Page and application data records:

--- START ---

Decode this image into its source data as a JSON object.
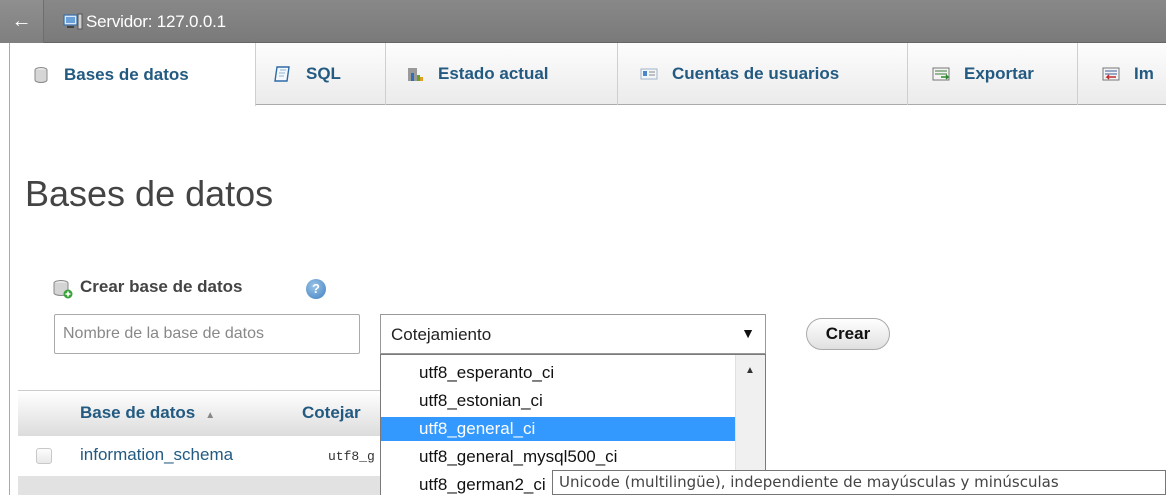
{
  "server": {
    "back_glyph": "←",
    "label": "Servidor: 127.0.0.1",
    "icon": "server-icon"
  },
  "tabs": [
    {
      "label": "Bases de datos",
      "icon": "database-icon",
      "active": true
    },
    {
      "label": "SQL",
      "icon": "sql-page-icon"
    },
    {
      "label": "Estado actual",
      "icon": "status-chart-icon"
    },
    {
      "label": "Cuentas de usuarios",
      "icon": "user-accounts-icon"
    },
    {
      "label": "Exportar",
      "icon": "export-icon"
    },
    {
      "label": "Im",
      "icon": "import-icon"
    }
  ],
  "page": {
    "title": "Bases de datos"
  },
  "create": {
    "label": "Crear base de datos",
    "help": "?",
    "name_placeholder": "Nombre de la base de datos",
    "name_value": "",
    "collation_selected": "Cotejamiento",
    "select_arrow": "▼",
    "button": "Crear"
  },
  "table": {
    "headers": [
      "Base de datos",
      "Cotejar"
    ],
    "sort_glyph": "▲",
    "rows": [
      {
        "name": "information_schema",
        "collation": "utf8_g"
      }
    ]
  },
  "dropdown": {
    "scroll_up": "▲",
    "items": [
      {
        "label": "utf8_esperanto_ci",
        "selected": false
      },
      {
        "label": "utf8_estonian_ci",
        "selected": false
      },
      {
        "label": "utf8_general_ci",
        "selected": true
      },
      {
        "label": "utf8_general_mysql500_ci",
        "selected": false
      },
      {
        "label": "utf8_german2_ci",
        "selected": false
      }
    ]
  },
  "tooltip": {
    "text": "Unicode (multilingüe), independiente de mayúsculas y minúsculas"
  },
  "colors": {
    "selected": "#3399ff",
    "link": "#235a81",
    "server_bar": "#888888"
  }
}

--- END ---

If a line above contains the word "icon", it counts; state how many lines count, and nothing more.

7